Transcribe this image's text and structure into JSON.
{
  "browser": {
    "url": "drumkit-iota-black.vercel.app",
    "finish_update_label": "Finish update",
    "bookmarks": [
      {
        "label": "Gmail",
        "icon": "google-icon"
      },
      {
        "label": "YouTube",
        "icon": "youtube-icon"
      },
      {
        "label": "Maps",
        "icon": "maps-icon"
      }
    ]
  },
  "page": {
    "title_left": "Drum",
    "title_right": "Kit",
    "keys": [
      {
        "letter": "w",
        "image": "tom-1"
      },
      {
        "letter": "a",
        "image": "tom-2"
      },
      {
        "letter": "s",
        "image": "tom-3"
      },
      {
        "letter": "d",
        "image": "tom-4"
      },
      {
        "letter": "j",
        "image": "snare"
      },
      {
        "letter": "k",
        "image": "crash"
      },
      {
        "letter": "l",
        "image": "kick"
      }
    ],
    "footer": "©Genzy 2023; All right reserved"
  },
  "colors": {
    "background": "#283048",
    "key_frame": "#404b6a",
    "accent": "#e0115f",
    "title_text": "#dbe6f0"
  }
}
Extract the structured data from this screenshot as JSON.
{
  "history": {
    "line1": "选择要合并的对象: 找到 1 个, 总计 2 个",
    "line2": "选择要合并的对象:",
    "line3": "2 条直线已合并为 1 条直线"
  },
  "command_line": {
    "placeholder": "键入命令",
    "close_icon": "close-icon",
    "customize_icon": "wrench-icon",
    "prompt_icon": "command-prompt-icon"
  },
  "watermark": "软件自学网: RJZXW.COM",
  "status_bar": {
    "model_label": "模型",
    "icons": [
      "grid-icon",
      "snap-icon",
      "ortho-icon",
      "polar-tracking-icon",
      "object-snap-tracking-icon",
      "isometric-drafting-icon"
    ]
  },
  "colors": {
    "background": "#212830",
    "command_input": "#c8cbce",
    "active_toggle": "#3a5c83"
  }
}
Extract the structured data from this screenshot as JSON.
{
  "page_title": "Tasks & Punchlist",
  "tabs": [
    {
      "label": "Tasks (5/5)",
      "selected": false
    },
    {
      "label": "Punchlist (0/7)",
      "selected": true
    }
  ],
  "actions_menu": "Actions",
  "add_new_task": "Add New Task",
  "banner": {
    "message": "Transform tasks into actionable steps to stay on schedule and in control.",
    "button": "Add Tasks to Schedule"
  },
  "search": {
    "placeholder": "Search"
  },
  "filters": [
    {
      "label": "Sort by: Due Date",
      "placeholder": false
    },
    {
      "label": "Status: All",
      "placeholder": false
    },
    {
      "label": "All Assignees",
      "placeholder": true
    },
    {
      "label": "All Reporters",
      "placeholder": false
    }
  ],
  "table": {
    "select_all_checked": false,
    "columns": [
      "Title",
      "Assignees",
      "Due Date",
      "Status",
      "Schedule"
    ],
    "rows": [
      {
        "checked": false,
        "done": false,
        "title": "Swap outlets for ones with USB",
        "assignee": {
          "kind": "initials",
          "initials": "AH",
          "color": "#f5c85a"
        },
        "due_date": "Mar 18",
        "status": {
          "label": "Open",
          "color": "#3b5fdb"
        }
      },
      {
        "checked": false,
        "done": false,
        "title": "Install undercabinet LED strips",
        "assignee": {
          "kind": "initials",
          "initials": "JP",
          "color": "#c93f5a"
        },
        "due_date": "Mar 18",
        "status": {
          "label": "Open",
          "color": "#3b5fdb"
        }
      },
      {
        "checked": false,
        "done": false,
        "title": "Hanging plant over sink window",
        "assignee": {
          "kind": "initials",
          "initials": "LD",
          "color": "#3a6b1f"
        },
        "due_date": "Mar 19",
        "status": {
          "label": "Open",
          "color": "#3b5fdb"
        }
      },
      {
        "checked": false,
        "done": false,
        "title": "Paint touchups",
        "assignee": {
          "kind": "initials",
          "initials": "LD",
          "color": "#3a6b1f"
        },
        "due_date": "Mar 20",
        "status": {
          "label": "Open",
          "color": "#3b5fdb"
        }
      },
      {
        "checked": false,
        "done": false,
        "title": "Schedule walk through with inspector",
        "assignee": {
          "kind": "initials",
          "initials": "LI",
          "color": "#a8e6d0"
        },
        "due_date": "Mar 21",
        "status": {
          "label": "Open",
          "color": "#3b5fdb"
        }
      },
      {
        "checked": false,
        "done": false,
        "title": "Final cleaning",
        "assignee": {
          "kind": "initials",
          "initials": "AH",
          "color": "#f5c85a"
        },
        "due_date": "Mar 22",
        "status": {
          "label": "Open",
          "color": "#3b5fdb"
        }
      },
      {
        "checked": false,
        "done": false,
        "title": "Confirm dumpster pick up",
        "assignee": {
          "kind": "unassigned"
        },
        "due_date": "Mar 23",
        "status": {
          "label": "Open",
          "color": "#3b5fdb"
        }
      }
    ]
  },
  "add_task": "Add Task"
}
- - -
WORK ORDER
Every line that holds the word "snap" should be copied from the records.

WRITTEN REPLY
      "snap-icon",
      "object-snap-tracking-icon",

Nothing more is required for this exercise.